The following pages chronicle the journey of the sailing vessel Pelagic and her crew. We are a family of 5; Michael, Amy, Zander, Porter and Anakena, taking our 42' Hallberg Rassy as far as we can comfortably go in three years. We left Oregon in September 2014, participated in the 2014 Baja Haha, continued on through the Panama Canal, into the Caribbean, up the coast of the US to Maritime Canada and from there crossed the Atlantic. After an arrival in Ireland we toured Scotland, then sailed down to France, Portugal and on to Morocco. In January of 2016 we slowed down considerably and enrolled the kids in a local Spanish school in Sanlucar de Guadiana for a few months. In the spring of 2016 we crossed the Atlantic towards the Caribbean. We are now in the Pacific, officially on our way home, albeit via a very circuitous path. We are currently in French Polynesia and looking at weather windows to Hawaii before finally making landfall back in the Pacific Northwest.

Currently our exact location is not available. Our spot coverage will pick us back up in Hawaii towards the end of May, 2017.

Our favorite sailing quote:

"If anythings gonna happen, it's gonna happen out there boss!" Captain Ron






Sunday, January 29, 2017

Crossing the equator, January 29






If you have ever worked, lived or played on a boat that crossed a landmark latitudinal or longitudinal line, you will recall the significance of the event. Whether it is the polar circles, the equator or the date line it is considered a milestone event and veteran seafarers take it pretty seriously. Meaning, they like to hold it over the newbies when it comes time for initiation. When I crossed the Antarctic Circle, as a polliwog, I had to participate in a initiation ceremony including a practiced skit to entertain King Neptune, some of the guys were given less than favorable haircuts, we had to crawl though a weeks' worth of garbage and at the end of the garbage line we had to eat a maraciano cherry out of the belly button of a very hairy marine engineer! I still have nightmares, but let me tell you, the next year when it was my turn to organize, I was not any kinder! It is a rite of passage and everyone has to participate. Michael and I both crossed the equator as neophytes, so we simply toasted King Neptune, dumped a bucket of equatorial water over our heads, and called it good. This time, since we are shellback's and the kids are the polliwogs, we plan to make them understand the full importance of the event. We've got a whole ceremony lined up for them including a swim across the equator as the GPS rolls 00.

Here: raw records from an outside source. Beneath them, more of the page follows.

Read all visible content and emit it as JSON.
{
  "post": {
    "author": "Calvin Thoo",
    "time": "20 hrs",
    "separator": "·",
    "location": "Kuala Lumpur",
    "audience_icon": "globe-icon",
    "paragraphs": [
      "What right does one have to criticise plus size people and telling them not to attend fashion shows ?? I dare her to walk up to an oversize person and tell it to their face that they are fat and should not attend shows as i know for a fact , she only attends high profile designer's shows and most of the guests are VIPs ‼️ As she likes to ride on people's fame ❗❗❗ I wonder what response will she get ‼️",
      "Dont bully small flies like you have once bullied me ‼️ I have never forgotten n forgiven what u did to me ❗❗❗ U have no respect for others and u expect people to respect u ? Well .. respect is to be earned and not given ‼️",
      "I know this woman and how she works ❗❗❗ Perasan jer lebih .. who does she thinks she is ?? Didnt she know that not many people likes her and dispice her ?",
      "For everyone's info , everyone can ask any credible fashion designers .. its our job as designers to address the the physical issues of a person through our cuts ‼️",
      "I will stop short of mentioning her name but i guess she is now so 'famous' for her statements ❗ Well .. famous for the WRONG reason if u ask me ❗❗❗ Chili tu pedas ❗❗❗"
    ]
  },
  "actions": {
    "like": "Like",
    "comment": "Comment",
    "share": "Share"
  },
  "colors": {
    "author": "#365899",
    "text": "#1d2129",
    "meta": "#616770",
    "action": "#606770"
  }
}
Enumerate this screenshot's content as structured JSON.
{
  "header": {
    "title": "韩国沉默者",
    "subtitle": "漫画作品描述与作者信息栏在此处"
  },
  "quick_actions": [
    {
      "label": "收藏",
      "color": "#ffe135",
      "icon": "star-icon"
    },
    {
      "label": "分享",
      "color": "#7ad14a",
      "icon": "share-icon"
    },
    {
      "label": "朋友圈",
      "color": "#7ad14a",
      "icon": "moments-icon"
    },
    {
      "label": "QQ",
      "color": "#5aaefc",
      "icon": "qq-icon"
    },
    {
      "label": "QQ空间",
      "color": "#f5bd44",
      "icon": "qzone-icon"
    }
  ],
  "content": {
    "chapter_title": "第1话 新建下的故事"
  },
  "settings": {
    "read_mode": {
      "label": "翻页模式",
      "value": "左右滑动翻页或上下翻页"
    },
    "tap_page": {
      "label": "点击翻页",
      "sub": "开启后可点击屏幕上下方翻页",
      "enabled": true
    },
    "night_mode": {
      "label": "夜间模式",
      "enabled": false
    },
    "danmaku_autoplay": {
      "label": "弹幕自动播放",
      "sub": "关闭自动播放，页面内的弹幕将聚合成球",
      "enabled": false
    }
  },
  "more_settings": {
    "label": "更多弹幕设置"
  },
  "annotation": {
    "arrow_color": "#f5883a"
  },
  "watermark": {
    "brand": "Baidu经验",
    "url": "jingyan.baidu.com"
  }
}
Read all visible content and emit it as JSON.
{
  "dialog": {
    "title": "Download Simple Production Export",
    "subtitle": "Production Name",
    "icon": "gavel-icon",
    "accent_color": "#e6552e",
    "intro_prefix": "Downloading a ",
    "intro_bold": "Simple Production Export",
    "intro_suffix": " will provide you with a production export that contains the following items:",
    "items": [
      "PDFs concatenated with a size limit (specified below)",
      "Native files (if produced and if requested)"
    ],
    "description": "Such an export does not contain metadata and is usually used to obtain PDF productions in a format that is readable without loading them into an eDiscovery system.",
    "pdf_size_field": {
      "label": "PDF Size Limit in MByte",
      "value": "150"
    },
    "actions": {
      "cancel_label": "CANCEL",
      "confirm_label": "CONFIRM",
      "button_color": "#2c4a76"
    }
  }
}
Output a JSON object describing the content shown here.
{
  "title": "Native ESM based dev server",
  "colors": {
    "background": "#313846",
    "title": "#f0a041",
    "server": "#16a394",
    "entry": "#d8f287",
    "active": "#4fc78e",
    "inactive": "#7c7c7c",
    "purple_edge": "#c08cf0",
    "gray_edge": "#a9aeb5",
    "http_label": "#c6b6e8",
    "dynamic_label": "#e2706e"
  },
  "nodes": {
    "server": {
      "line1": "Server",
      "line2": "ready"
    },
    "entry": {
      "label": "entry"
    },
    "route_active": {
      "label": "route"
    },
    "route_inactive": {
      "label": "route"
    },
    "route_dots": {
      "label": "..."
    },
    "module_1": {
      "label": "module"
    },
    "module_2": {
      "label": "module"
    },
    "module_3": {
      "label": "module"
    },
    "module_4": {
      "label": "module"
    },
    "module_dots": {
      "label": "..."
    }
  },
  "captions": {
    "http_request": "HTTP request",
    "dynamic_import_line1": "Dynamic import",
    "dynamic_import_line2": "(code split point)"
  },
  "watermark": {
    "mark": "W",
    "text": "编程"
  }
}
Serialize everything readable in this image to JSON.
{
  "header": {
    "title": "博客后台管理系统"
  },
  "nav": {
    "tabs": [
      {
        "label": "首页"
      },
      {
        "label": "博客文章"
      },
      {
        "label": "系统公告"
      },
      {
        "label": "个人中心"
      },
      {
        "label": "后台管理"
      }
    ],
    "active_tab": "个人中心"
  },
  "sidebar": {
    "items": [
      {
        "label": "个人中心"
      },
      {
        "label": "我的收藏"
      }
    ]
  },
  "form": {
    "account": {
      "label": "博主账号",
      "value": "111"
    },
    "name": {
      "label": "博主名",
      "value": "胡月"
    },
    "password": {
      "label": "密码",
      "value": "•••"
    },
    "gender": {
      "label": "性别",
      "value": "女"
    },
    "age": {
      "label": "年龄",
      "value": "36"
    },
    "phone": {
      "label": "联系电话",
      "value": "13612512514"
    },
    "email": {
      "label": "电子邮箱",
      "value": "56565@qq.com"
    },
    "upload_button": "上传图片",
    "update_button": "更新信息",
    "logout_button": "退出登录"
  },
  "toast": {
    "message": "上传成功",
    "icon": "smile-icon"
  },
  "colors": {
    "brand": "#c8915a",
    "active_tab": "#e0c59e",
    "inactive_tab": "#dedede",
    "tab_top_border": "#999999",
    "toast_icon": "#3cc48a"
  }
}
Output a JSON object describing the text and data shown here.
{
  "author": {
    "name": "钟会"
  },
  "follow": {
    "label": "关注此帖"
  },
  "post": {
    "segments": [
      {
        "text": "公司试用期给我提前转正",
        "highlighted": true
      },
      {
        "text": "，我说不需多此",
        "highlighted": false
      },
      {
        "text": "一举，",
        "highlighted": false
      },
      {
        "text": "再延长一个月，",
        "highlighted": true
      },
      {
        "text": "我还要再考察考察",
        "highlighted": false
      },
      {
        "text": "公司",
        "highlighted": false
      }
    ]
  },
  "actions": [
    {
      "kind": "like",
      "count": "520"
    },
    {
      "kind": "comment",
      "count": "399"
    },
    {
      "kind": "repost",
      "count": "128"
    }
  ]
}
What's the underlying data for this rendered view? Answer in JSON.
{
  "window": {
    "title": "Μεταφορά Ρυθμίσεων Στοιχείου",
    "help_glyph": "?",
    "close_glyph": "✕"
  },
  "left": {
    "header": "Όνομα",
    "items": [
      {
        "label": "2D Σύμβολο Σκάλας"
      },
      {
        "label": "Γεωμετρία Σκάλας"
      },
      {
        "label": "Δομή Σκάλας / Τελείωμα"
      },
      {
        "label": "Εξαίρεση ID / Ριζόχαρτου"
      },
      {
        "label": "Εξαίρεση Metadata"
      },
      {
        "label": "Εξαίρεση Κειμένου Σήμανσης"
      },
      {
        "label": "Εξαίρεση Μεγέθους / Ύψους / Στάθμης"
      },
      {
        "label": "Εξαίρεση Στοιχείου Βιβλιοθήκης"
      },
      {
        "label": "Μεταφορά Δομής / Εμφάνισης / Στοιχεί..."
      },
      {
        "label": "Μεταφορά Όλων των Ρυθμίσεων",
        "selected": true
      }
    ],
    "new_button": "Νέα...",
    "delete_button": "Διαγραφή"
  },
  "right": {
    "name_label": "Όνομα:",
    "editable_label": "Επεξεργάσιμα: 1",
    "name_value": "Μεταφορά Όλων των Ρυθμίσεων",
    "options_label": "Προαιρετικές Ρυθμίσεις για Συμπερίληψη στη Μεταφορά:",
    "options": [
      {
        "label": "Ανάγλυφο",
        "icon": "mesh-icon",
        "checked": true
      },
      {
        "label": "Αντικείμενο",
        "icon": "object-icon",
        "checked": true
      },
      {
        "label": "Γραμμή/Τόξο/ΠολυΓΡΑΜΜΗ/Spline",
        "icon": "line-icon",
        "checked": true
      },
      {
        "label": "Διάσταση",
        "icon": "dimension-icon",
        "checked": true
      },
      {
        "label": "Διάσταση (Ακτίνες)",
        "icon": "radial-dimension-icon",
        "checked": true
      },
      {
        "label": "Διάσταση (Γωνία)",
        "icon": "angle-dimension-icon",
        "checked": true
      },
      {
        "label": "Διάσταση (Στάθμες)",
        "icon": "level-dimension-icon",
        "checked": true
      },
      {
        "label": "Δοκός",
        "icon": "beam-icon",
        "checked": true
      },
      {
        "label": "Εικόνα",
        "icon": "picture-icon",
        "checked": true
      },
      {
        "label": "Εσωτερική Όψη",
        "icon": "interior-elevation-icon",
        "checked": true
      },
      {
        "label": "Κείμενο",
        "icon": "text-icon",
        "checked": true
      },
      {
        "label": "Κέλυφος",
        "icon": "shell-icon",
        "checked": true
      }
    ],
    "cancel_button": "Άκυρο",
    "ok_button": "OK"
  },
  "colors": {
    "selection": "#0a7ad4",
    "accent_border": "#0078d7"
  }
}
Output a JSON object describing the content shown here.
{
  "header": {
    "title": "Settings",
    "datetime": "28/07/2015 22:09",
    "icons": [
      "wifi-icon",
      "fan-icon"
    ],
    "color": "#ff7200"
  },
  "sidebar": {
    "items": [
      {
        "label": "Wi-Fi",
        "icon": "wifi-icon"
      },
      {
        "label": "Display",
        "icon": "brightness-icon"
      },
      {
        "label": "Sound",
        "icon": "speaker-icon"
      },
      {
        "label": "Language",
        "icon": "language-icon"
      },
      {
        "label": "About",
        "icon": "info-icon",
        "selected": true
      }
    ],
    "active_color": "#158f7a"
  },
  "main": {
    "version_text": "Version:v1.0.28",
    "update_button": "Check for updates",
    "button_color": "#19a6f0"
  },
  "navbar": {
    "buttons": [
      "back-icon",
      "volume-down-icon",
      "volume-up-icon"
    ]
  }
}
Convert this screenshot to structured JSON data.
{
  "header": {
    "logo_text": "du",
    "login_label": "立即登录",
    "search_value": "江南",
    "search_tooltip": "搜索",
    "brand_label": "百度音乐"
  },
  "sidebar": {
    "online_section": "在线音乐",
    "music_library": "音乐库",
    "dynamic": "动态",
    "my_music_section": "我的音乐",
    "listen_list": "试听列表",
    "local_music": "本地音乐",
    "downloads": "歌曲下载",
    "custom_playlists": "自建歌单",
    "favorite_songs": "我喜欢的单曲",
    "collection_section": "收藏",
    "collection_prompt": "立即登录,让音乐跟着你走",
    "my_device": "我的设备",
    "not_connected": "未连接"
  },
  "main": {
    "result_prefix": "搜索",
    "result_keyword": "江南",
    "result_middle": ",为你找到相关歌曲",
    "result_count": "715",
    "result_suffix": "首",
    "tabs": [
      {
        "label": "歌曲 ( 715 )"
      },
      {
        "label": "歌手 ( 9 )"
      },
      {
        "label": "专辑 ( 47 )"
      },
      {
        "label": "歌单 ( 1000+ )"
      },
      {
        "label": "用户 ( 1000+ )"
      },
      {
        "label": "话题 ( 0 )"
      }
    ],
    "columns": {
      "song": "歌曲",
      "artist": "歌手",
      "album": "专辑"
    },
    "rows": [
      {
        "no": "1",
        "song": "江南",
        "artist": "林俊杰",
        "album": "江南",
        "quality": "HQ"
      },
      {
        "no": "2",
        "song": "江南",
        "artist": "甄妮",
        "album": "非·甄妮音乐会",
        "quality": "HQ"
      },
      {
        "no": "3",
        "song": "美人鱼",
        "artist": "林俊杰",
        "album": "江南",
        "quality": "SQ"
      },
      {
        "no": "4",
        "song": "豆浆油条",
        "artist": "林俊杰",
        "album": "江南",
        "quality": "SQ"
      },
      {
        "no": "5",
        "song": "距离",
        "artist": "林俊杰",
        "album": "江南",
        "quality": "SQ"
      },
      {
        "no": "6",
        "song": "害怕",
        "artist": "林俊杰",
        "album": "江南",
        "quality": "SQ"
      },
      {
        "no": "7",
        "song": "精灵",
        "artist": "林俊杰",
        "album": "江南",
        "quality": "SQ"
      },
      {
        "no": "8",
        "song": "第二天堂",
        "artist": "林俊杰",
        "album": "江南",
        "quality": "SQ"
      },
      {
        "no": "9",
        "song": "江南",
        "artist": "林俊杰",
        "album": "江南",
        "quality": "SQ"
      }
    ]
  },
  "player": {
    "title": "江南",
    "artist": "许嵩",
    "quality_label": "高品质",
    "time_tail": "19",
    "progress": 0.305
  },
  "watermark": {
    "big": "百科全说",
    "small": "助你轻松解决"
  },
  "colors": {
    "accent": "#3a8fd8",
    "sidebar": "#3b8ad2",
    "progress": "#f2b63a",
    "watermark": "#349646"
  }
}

Fast forward two hours and we have 5 shellback's aboard. Our polliwogs were thrilled with the idea of a swim call and after they reluctantly kissed King Neptune's pet squid, got a pie in the face and threw a lock of hair over to the sea gods they anxiously jumped in the water and literally swam over the equator towards summer in the Southern Hemisphere. All three kids are totally comfortable swimming in water where the closest land is 4000 feet below you. They dive down under the keel, cannonball off the bow and give me a near heart attack while I do shark watch. Zander has become a really avid free diver and he can stay underwater for a minute and a half at a time. It is almost creepy watching him swim under the boat and hover at about 20 feet below the surface, as comfortable down there as if he had gills. He wanted to see how far he could swim straight down, but I vetoed that idea, I have enough gray hairs as it is!

Now that we are in the southern hemisphere, we are very much looking forward to all new adventures under the Southern Cross.

S 00 00
W 088 26

PS Just saw our first red footed booby. Kids are excited, that is a first for all of us.



Day 5, almost there, Galapagos, January 28

Damn the equator is hot! We are motor sailing with about 7 knots of wind. Enough wind to keep the sails full and the boat steadied some, but not enough to push the boat much. Fortunately the seas are flat, so we can take advantage of the little wind there is. Life aboard is pleasant considering the heat. We have not officially crossed the equator yet, it is still 70 miles to the south, but we have certainly found the ITCZ, or doldrums. The skies are clear and it is hot.

200 miles to go.
N 01 10
S 086 15